* _INPUT DATA_

──────

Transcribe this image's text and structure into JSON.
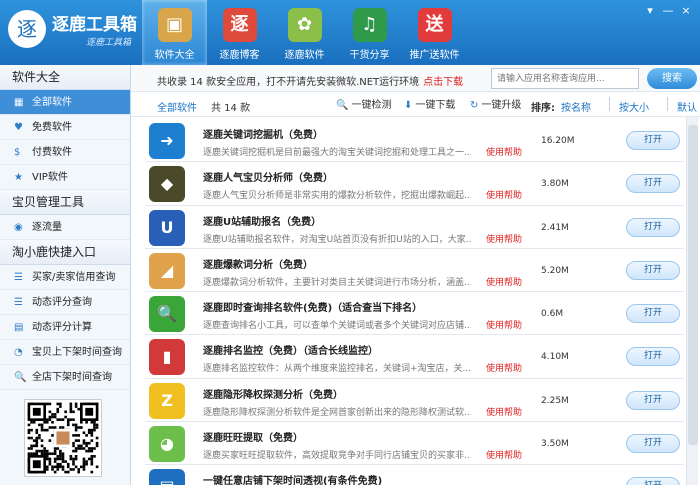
{
  "app": {
    "logo_char": "逐",
    "title": "逐鹿工具箱",
    "subtitle": "逐鹿工具箱"
  },
  "nav": [
    {
      "label": "软件大全",
      "icon": "box-icon",
      "glyph": "▣",
      "color": "#d8a54a"
    },
    {
      "label": "逐鹿博客",
      "icon": "blog-icon",
      "glyph": "逐",
      "color": "#e04a3a"
    },
    {
      "label": "逐鹿软件",
      "icon": "software-icon",
      "glyph": "✿",
      "color": "#8cbf4a"
    },
    {
      "label": "干货分享",
      "icon": "share-icon",
      "glyph": "♫",
      "color": "#2f9a4a"
    },
    {
      "label": "推广送软件",
      "icon": "gift-icon",
      "glyph": "送",
      "color": "#e23b3b"
    }
  ],
  "window": {
    "settings": "▾",
    "minimize": "—",
    "close": "×"
  },
  "sidebar": {
    "section1": "软件大全",
    "section1_items": [
      {
        "label": "全部软件",
        "glyph": "▦"
      },
      {
        "label": "免费软件",
        "glyph": "♥"
      },
      {
        "label": "付费软件",
        "glyph": "$"
      },
      {
        "label": "VIP软件",
        "glyph": "★"
      }
    ],
    "section2": "宝贝管理工具",
    "section2_items": [
      {
        "label": "逐流量",
        "glyph": "◉"
      }
    ],
    "section3": "淘小鹿快捷入口",
    "section3_items": [
      {
        "label": "买家/卖家信用查询",
        "glyph": "☰"
      },
      {
        "label": "动态评分查询",
        "glyph": "☰"
      },
      {
        "label": "动态评分计算",
        "glyph": "▤"
      },
      {
        "label": "宝贝上下架时间查询",
        "glyph": "◔"
      },
      {
        "label": "全店下架时间查询",
        "glyph": "🔍"
      }
    ]
  },
  "info": {
    "text": "共收录 14 款安全应用，打不开请先安装微软.NET运行环境",
    "link": "点击下载",
    "search_placeholder": "请输入应用名称查询应用...",
    "search_button": "搜索"
  },
  "toolbar": {
    "tab_all": "全部软件",
    "total": "共 14 款",
    "detect": "一键检测",
    "download": "一键下载",
    "upgrade": "一键升级",
    "sort_label": "排序:",
    "sort_name": "按名称",
    "sort_size": "按大小",
    "sort_default": "默认"
  },
  "apps": [
    {
      "name": "逐鹿关键词挖掘机（免费）",
      "desc": "逐鹿关键词挖掘机是目前最强大的淘宝关键词挖掘和处理工具之一...",
      "help": "使用帮助",
      "size": "16.20M",
      "open": "打开",
      "icon_color": "#1e7fd0",
      "glyph": "➜"
    },
    {
      "name": "逐鹿人气宝贝分析师（免费）",
      "desc": "逐鹿人气宝贝分析师是非常实用的爆款分析软件，挖掘出爆款崛起...",
      "help": "使用帮助",
      "size": "3.80M",
      "open": "打开",
      "icon_color": "#4a4a2a",
      "glyph": "◆"
    },
    {
      "name": "逐鹿U站辅助报名（免费）",
      "desc": "逐鹿U站辅助报名软件，对淘宝U站首页没有折扣U站的入口，大家...",
      "help": "使用帮助",
      "size": "2.41M",
      "open": "打开",
      "icon_color": "#2a5fb8",
      "glyph": "U"
    },
    {
      "name": "逐鹿爆款词分析（免费）",
      "desc": "逐鹿爆款词分析软件，主要针对类目主关键词进行市场分析，涵盖...",
      "help": "使用帮助",
      "size": "5.20M",
      "open": "打开",
      "icon_color": "#e0a24a",
      "glyph": "◢"
    },
    {
      "name": "逐鹿即时查询排名软件(免费)（适合查当下排名）",
      "desc": "逐鹿查询排名小工具，可以查单个关键词或者多个关键词对应店铺...",
      "help": "使用帮助",
      "size": "0.6M",
      "open": "打开",
      "icon_color": "#3aa63a",
      "glyph": "🔍"
    },
    {
      "name": "逐鹿排名监控（免费）（适合长线监控）",
      "desc": "逐鹿排名监控软件：从两个维度来监控排名，关键词+淘宝店，关...",
      "help": "使用帮助",
      "size": "4.10M",
      "open": "打开",
      "icon_color": "#d23a3a",
      "glyph": "▮"
    },
    {
      "name": "逐鹿隐形降权探测分析（免费）",
      "desc": "逐鹿隐形降权探测分析软件是全网首家创新出来的隐形降权测试软...",
      "help": "使用帮助",
      "size": "2.25M",
      "open": "打开",
      "icon_color": "#f0c020",
      "glyph": "Z"
    },
    {
      "name": "逐鹿旺旺提取（免费）",
      "desc": "逐鹿买家旺旺提取软件，高效提取竞争对手同行店铺宝贝的买家非...",
      "help": "使用帮助",
      "size": "3.50M",
      "open": "打开",
      "icon_color": "#6cbf4a",
      "glyph": "◕"
    },
    {
      "name": "一键任意店铺下架时间透视(有条件免费)",
      "desc": "",
      "help": "",
      "size": "",
      "open": "打开",
      "icon_color": "#1e6fbf",
      "glyph": "▤"
    }
  ]
}
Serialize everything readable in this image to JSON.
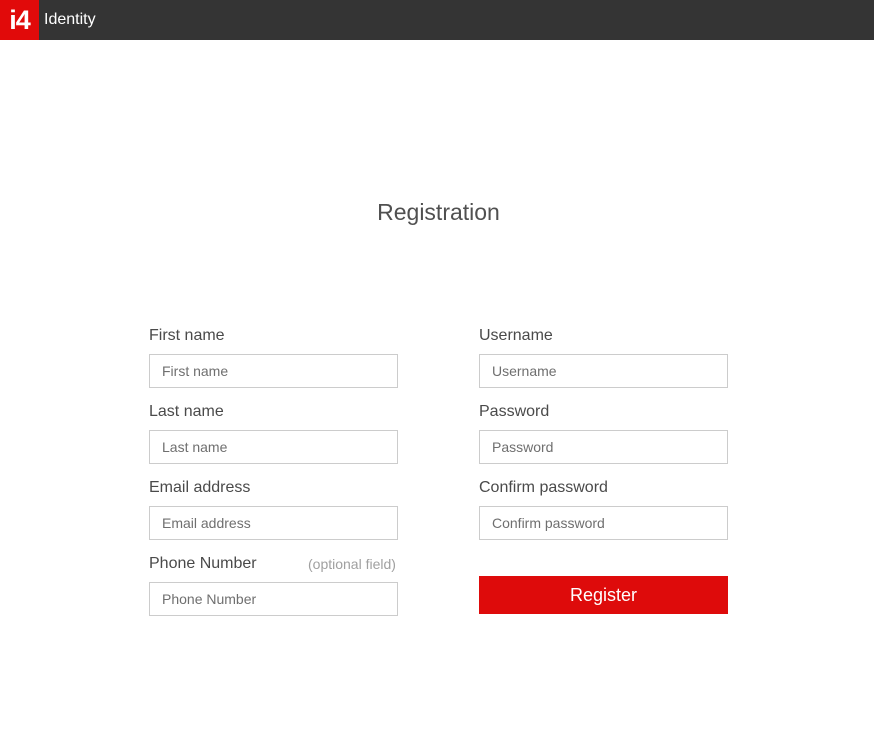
{
  "header": {
    "logo_text": "i4",
    "app_title": "Identity",
    "brand_color": "#e10a0a"
  },
  "page": {
    "title": "Registration"
  },
  "form": {
    "left": [
      {
        "label": "First name",
        "placeholder": "First name",
        "value": ""
      },
      {
        "label": "Last name",
        "placeholder": "Last name",
        "value": ""
      },
      {
        "label": "Email address",
        "placeholder": "Email address",
        "value": ""
      },
      {
        "label": "Phone Number",
        "placeholder": "Phone Number",
        "value": "",
        "note": "(optional field)"
      }
    ],
    "right": [
      {
        "label": "Username",
        "placeholder": "Username",
        "value": ""
      },
      {
        "label": "Password",
        "placeholder": "Password",
        "value": ""
      },
      {
        "label": "Confirm password",
        "placeholder": "Confirm password",
        "value": ""
      }
    ],
    "submit_label": "Register"
  }
}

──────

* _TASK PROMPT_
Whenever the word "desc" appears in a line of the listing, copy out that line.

* _COMPLETED TASK_
      "desc": "逐鹿关键词挖掘机是目前最强大的淘宝关键词挖掘和处理工具之一...",
      "desc": "逐鹿人气宝贝分析师是非常实用的爆款分析软件，挖掘出爆款崛起...",
      "desc": "逐鹿U站辅助报名软件，对淘宝U站首页没有折扣U站的入口，大家...",
      "desc": "逐鹿爆款词分析软件，主要针对类目主关键词进行市场分析，涵盖...",
      "desc": "逐鹿查询排名小工具，可以查单个关键词或者多个关键词对应店铺...",
      "desc": "逐鹿排名监控软件：从两个维度来监控排名，关键词+淘宝店，关...",
      "desc": "逐鹿隐形降权探测分析软件是全网首家创新出来的隐形降权测试软...",
      "desc": "逐鹿买家旺旺提取软件，高效提取竞争对手同行店铺宝贝的买家非...",
      "desc": "",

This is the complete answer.